▶ [Action item]
Each entry that follows needs to be written out exactly, with nothing left out.

Record set Start Marker

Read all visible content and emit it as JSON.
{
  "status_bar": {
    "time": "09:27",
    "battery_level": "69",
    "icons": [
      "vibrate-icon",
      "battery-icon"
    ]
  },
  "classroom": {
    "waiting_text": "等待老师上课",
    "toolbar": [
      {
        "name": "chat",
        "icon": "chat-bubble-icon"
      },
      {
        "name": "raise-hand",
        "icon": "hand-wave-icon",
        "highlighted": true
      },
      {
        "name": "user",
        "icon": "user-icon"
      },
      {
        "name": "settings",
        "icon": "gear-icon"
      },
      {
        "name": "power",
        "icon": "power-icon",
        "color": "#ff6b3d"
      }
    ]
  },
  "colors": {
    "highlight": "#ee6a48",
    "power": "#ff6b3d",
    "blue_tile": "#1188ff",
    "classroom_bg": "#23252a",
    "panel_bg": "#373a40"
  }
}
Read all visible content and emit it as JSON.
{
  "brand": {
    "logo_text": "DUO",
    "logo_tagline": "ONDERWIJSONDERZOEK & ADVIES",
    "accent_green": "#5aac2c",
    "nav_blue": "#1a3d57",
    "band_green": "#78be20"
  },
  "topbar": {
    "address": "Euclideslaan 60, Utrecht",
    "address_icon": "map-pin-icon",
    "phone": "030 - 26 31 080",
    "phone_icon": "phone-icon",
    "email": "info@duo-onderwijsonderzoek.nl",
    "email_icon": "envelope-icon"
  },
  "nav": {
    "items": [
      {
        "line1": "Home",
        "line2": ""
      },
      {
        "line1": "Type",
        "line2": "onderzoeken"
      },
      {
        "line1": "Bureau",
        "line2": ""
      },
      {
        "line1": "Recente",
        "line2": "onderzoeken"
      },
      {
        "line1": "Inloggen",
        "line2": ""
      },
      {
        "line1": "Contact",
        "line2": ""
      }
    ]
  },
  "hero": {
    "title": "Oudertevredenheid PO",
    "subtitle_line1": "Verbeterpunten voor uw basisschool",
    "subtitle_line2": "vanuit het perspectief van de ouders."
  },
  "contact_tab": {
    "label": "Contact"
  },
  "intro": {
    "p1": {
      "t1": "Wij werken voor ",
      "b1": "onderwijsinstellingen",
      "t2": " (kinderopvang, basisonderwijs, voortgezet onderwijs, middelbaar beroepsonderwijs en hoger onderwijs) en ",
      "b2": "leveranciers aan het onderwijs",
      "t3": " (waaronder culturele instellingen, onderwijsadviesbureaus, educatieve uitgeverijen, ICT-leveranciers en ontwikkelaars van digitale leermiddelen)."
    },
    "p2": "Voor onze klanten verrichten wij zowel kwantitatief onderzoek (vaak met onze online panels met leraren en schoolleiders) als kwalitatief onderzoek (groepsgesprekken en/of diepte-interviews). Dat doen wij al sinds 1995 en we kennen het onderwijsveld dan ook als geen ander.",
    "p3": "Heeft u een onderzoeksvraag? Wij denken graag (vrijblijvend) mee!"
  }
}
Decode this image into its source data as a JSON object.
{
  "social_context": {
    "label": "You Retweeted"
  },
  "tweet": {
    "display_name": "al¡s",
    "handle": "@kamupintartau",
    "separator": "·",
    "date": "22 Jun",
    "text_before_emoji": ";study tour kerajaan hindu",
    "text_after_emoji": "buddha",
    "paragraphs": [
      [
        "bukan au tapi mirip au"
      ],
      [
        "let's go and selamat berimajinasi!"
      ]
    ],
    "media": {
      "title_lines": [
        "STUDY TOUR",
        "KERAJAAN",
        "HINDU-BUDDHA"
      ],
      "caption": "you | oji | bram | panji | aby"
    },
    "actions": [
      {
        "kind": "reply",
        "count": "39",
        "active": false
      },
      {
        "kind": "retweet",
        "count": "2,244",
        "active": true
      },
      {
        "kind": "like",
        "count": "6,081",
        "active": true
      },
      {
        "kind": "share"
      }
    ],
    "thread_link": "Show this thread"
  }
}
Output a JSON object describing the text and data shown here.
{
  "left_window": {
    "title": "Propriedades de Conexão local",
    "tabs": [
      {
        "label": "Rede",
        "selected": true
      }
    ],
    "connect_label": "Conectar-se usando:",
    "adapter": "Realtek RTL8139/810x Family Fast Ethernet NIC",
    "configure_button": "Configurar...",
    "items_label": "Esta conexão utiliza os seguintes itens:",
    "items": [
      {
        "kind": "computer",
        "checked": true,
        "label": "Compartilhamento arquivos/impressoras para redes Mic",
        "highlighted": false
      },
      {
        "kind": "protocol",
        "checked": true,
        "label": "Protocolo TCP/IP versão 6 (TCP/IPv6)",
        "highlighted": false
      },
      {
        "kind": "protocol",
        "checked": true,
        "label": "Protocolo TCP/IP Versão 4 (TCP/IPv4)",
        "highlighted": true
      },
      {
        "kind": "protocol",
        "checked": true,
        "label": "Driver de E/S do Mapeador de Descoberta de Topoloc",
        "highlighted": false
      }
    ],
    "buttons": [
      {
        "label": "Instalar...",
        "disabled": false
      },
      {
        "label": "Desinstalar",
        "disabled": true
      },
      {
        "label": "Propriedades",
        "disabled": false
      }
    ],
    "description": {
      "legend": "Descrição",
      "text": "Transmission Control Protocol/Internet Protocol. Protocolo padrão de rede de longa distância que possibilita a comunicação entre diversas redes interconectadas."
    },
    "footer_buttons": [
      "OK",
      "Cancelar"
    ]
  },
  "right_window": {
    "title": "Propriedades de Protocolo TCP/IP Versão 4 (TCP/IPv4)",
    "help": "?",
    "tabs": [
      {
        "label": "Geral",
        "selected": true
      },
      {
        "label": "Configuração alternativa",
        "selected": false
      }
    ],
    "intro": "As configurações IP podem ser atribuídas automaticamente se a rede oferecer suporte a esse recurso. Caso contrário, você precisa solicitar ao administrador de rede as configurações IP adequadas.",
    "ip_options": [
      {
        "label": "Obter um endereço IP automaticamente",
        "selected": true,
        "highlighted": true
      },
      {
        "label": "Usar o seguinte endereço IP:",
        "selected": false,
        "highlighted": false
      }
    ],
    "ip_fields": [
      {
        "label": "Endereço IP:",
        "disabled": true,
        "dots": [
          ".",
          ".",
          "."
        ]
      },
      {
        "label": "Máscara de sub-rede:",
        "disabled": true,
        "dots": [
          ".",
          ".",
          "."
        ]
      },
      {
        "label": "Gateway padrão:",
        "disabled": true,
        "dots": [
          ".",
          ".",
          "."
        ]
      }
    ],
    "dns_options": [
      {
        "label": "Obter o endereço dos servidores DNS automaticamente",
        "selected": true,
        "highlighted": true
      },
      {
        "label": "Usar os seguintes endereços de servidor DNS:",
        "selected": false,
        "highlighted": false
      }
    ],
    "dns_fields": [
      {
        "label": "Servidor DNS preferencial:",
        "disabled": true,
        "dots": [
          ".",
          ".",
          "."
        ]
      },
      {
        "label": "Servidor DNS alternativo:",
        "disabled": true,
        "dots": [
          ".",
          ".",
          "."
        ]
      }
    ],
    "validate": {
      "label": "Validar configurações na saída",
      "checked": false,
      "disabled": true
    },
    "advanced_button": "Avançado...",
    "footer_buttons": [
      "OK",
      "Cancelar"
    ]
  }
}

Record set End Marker

▶ [Response]
Read all visible content and emit it as JSON.
{
  "status_bar": {
    "time": "09:27",
    "battery_level": "69",
    "icons": [
      "vibrate-icon",
      "battery-icon"
    ]
  },
  "classroom": {
    "waiting_text": "等待老师上课",
    "toolbar": [
      {
        "name": "chat",
        "icon": "chat-bubble-icon"
      },
      {
        "name": "raise-hand",
        "icon": "hand-wave-icon",
        "highlighted": true
      },
      {
        "name": "user",
        "icon": "user-icon"
      },
      {
        "name": "settings",
        "icon": "gear-icon"
      },
      {
        "name": "power",
        "icon": "power-icon",
        "color": "#ff6b3d"
      }
    ]
  },
  "colors": {
    "highlight": "#ee6a48",
    "power": "#ff6b3d",
    "blue_tile": "#1188ff",
    "classroom_bg": "#23252a",
    "panel_bg": "#373a40"
  }
}
Read all visible content and emit it as JSON.
{
  "brand": {
    "logo_text": "DUO",
    "logo_tagline": "ONDERWIJSONDERZOEK & ADVIES",
    "accent_green": "#5aac2c",
    "nav_blue": "#1a3d57",
    "band_green": "#78be20"
  },
  "topbar": {
    "address": "Euclideslaan 60, Utrecht",
    "address_icon": "map-pin-icon",
    "phone": "030 - 26 31 080",
    "phone_icon": "phone-icon",
    "email": "info@duo-onderwijsonderzoek.nl",
    "email_icon": "envelope-icon"
  },
  "nav": {
    "items": [
      {
        "line1": "Home",
        "line2": ""
      },
      {
        "line1": "Type",
        "line2": "onderzoeken"
      },
      {
        "line1": "Bureau",
        "line2": ""
      },
      {
        "line1": "Recente",
        "line2": "onderzoeken"
      },
      {
        "line1": "Inloggen",
        "line2": ""
      },
      {
        "line1": "Contact",
        "line2": ""
      }
    ]
  },
  "hero": {
    "title": "Oudertevredenheid PO",
    "subtitle_line1": "Verbeterpunten voor uw basisschool",
    "subtitle_line2": "vanuit het perspectief van de ouders."
  },
  "contact_tab": {
    "label": "Contact"
  },
  "intro": {
    "p1": {
      "t1": "Wij werken voor ",
      "b1": "onderwijsinstellingen",
      "t2": " (kinderopvang, basisonderwijs, voortgezet onderwijs, middelbaar beroepsonderwijs en hoger onderwijs) en ",
      "b2": "leveranciers aan het onderwijs",
      "t3": " (waaronder culturele instellingen, onderwijsadviesbureaus, educatieve uitgeverijen, ICT-leveranciers en ontwikkelaars van digitale leermiddelen)."
    },
    "p2": "Voor onze klanten verrichten wij zowel kwantitatief onderzoek (vaak met onze online panels met leraren en schoolleiders) als kwalitatief onderzoek (groepsgesprekken en/of diepte-interviews). Dat doen wij al sinds 1995 en we kennen het onderwijsveld dan ook als geen ander.",
    "p3": "Heeft u een onderzoeksvraag? Wij denken graag (vrijblijvend) mee!"
  }
}
Decode this image into its source data as a JSON object.
{
  "social_context": {
    "label": "You Retweeted"
  },
  "tweet": {
    "display_name": "al¡s",
    "handle": "@kamupintartau",
    "separator": "·",
    "date": "22 Jun",
    "text_before_emoji": ";study tour kerajaan hindu",
    "text_after_emoji": "buddha",
    "paragraphs": [
      [
        "bukan au tapi mirip au"
      ],
      [
        "let's go and selamat berimajinasi!"
      ]
    ],
    "media": {
      "title_lines": [
        "STUDY TOUR",
        "KERAJAAN",
        "HINDU-BUDDHA"
      ],
      "caption": "you | oji | bram | panji | aby"
    },
    "actions": [
      {
        "kind": "reply",
        "count": "39",
        "active": false
      },
      {
        "kind": "retweet",
        "count": "2,244",
        "active": true
      },
      {
        "kind": "like",
        "count": "6,081",
        "active": true
      },
      {
        "kind": "share"
      }
    ],
    "thread_link": "Show this thread"
  }
}
Output a JSON object describing the text and data shown here.
{
  "left_window": {
    "title": "Propriedades de Conexão local",
    "tabs": [
      {
        "label": "Rede",
        "selected": true
      }
    ],
    "connect_label": "Conectar-se usando:",
    "adapter": "Realtek RTL8139/810x Family Fast Ethernet NIC",
    "configure_button": "Configurar...",
    "items_label": "Esta conexão utiliza os seguintes itens:",
    "items": [
      {
        "kind": "computer",
        "checked": true,
        "label": "Compartilhamento arquivos/impressoras para redes Mic",
        "highlighted": false
      },
      {
        "kind": "protocol",
        "checked": true,
        "label": "Protocolo TCP/IP versão 6 (TCP/IPv6)",
        "highlighted": false
      },
      {
        "kind": "protocol",
        "checked": true,
        "label": "Protocolo TCP/IP Versão 4 (TCP/IPv4)",
        "highlighted": true
      },
      {
        "kind": "protocol",
        "checked": true,
        "label": "Driver de E/S do Mapeador de Descoberta de Topoloc",
        "highlighted": false
      }
    ],
    "buttons": [
      {
        "label": "Instalar...",
        "disabled": false
      },
      {
        "label": "Desinstalar",
        "disabled": true
      },
      {
        "label": "Propriedades",
        "disabled": false
      }
    ],
    "description": {
      "legend": "Descrição",
      "text": "Transmission Control Protocol/Internet Protocol. Protocolo padrão de rede de longa distância que possibilita a comunicação entre diversas redes interconectadas."
    },
    "footer_buttons": [
      "OK",
      "Cancelar"
    ]
  },
  "right_window": {
    "title": "Propriedades de Protocolo TCP/IP Versão 4 (TCP/IPv4)",
    "help": "?",
    "tabs": [
      {
        "label": "Geral",
        "selected": true
      },
      {
        "label": "Configuração alternativa",
        "selected": false
      }
    ],
    "intro": "As configurações IP podem ser atribuídas automaticamente se a rede oferecer suporte a esse recurso. Caso contrário, você precisa solicitar ao administrador de rede as configurações IP adequadas.",
    "ip_options": [
      {
        "label": "Obter um endereço IP automaticamente",
        "selected": true,
        "highlighted": true
      },
      {
        "label": "Usar o seguinte endereço IP:",
        "selected": false,
        "highlighted": false
      }
    ],
    "ip_fields": [
      {
        "label": "Endereço IP:",
        "disabled": true,
        "dots": [
          ".",
          ".",
          "."
        ]
      },
      {
        "label": "Máscara de sub-rede:",
        "disabled": true,
        "dots": [
          ".",
          ".",
          "."
        ]
      },
      {
        "label": "Gateway padrão:",
        "disabled": true,
        "dots": [
          ".",
          ".",
          "."
        ]
      }
    ],
    "dns_options": [
      {
        "label": "Obter o endereço dos servidores DNS automaticamente",
        "selected": true,
        "highlighted": true
      },
      {
        "label": "Usar os seguintes endereços de servidor DNS:",
        "selected": false,
        "highlighted": false
      }
    ],
    "dns_fields": [
      {
        "label": "Servidor DNS preferencial:",
        "disabled": true,
        "dots": [
          ".",
          ".",
          "."
        ]
      },
      {
        "label": "Servidor DNS alternativo:",
        "disabled": true,
        "dots": [
          ".",
          ".",
          "."
        ]
      }
    ],
    "validate": {
      "label": "Validar configurações na saída",
      "checked": false,
      "disabled": true
    },
    "advanced_button": "Avançado...",
    "footer_buttons": [
      "OK",
      "Cancelar"
    ]
  }
}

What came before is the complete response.